Some of The Highlights Of The
Hohner Clavinet 1
The First Edition Of The "Funkiest Instrument Ever"
The beginning of a world career anno 1964: the Hohner Clavinet 1, developed by Ernst Zacharias (1924 - 2020).
Strings stretched relatively loosely on a metal frame are arranged diagonally under the 60 keys, and are each split into two halves when these keys are pressed. One half is damped by means of woolen threads spanning the strings, while the other half is free to vibrate. And this essentially corresponds to the functional principle of the baroque instrument clavichord. Which also explains the phonetically similar name clavinet!
Always included: a tuning key
This tuning key ensures correct tuning, whereby tuning is only occasionally necessary thanks to the, as already mentioned, rather loosely tensioned strings.
The design of this Clavinet 1, which seems rather strange from today's point of view, perfectly matched the rest of the furniture in the home in the sixties...
60 keys? Quite an unusual size for keyboards. 5 full octaves make 5 * 12 + 1 = 61 keys. So why 60?
This is one of those secrets that are revealed during guided tours in the EBOARDMUSEUM.
Apropos "Funkiest Instrument Ever": this following Hohner demo record from about 1965 has been addressed to a completely different target audience...

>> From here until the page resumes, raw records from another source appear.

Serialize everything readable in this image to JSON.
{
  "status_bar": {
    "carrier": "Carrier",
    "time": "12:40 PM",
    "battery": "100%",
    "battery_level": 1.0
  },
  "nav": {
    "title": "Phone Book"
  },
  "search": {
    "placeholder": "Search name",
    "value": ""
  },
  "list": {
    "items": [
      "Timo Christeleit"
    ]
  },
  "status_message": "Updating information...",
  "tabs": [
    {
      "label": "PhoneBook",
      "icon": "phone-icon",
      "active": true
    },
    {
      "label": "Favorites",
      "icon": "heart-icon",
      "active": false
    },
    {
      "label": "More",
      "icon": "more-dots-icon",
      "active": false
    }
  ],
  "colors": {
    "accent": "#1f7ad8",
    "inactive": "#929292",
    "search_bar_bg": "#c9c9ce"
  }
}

Hohner Clavinet 1 Demo
Demo record of the Hohner company from ca. 1965